| Work order |
Pull every line containing "Hochladen" out of the material below.

[Information shown — start]

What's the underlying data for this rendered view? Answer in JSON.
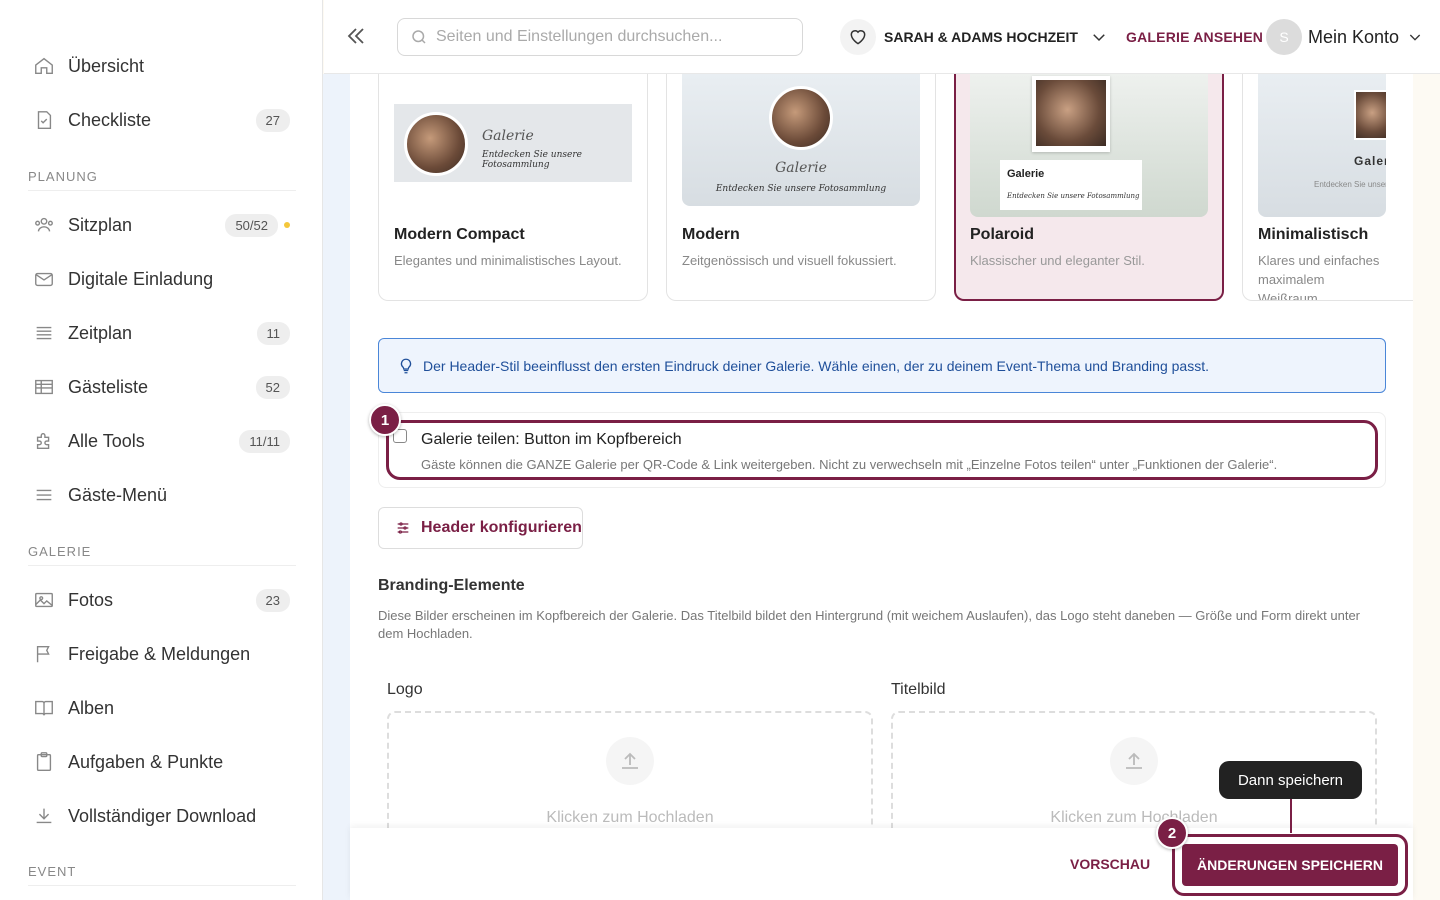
{
  "sidebar": {
    "items": [
      {
        "label": "Übersicht",
        "badge": ""
      },
      {
        "label": "Checkliste",
        "badge": "27"
      },
      {
        "label": "Sitzplan",
        "badge": "50/52"
      },
      {
        "label": "Digitale Einladung",
        "badge": ""
      },
      {
        "label": "Zeitplan",
        "badge": "11"
      },
      {
        "label": "Gästeliste",
        "badge": "52"
      },
      {
        "label": "Alle Tools",
        "badge": "11/11"
      },
      {
        "label": "Gäste-Menü",
        "badge": ""
      },
      {
        "label": "Fotos",
        "badge": "23"
      },
      {
        "label": "Freigabe & Meldungen",
        "badge": ""
      },
      {
        "label": "Alben",
        "badge": ""
      },
      {
        "label": "Aufgaben & Punkte",
        "badge": ""
      },
      {
        "label": "Vollständiger Download",
        "badge": ""
      }
    ],
    "sections": {
      "planning": "PLANUNG",
      "gallery": "GALERIE",
      "event": "EVENT"
    }
  },
  "topbar": {
    "search_placeholder": "Seiten und Einstellungen durchsuchen...",
    "event_name": "SARAH & ADAMS HOCHZEIT",
    "gallery_link": "GALERIE ANSEHEN",
    "avatar_initial": "S",
    "account_label": "Mein Konto"
  },
  "header_styles": [
    {
      "title": "Modern Compact",
      "desc": "Elegantes und minimalistisches Layout.",
      "thumb_title": "Galerie",
      "thumb_sub": "Entdecken Sie unsere Fotosammlung"
    },
    {
      "title": "Modern",
      "desc": "Zeitgenössisch und visuell fokussiert.",
      "thumb_title": "Galerie",
      "thumb_sub": "Entdecken Sie unsere Fotosammlung"
    },
    {
      "title": "Polaroid",
      "desc": "Klassischer und eleganter Stil.",
      "thumb_title": "Galerie",
      "thumb_sub": "Entdecken Sie unsere Fotosammlung"
    },
    {
      "title": "Minimalistisch",
      "desc": "Klares und einfaches maximalem Weißraum",
      "thumb_title": "Galer",
      "thumb_sub": "Entdecken Sie unsere"
    }
  ],
  "selected_style": "Polaroid",
  "hint": "Der Header-Stil beeinflusst den ersten Eindruck deiner Galerie. Wähle einen, der zu deinem Event-Thema und Branding passt.",
  "share_toggle": {
    "title": "Galerie teilen: Button im Kopfbereich",
    "desc": "Gäste können die GANZE Galerie per QR-Code & Link weitergeben. Nicht zu verwechseln mit „Einzelne Fotos teilen“ unter „Funktionen der Galerie“.",
    "checked": false
  },
  "configure_button": "Header konfigurieren",
  "branding": {
    "title": "Branding-Elemente",
    "desc": "Diese Bilder erscheinen im Kopfbereich der Galerie. Das Titelbild bildet den Hintergrund (mit weichem Auslaufen), das Logo steht daneben — Größe und Form direkt unter dem Hochladen.",
    "logo_label": "Logo",
    "cover_label": "Titelbild",
    "upload_text": "Klicken zum Hochladen"
  },
  "footer": {
    "preview": "VORSCHAU",
    "save": "ÄNDERUNGEN SPEICHERN"
  },
  "tutorial": {
    "step1": "1",
    "step2": "2",
    "tooltip": "Dann speichern"
  },
  "colors": {
    "accent": "#7a1f45",
    "info_border": "#4a86d8",
    "info_bg": "#eef4fd"
  }
}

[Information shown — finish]

| Answer for the task |
    "desc": "Diese Bilder erscheinen im Kopfbereich der Galerie. Das Titelbild bildet den Hintergrund (mit weichem Auslaufen), das Logo steht daneben — Größe und Form direkt unter dem Hochladen.",
    "upload_text": "Klicken zum Hochladen"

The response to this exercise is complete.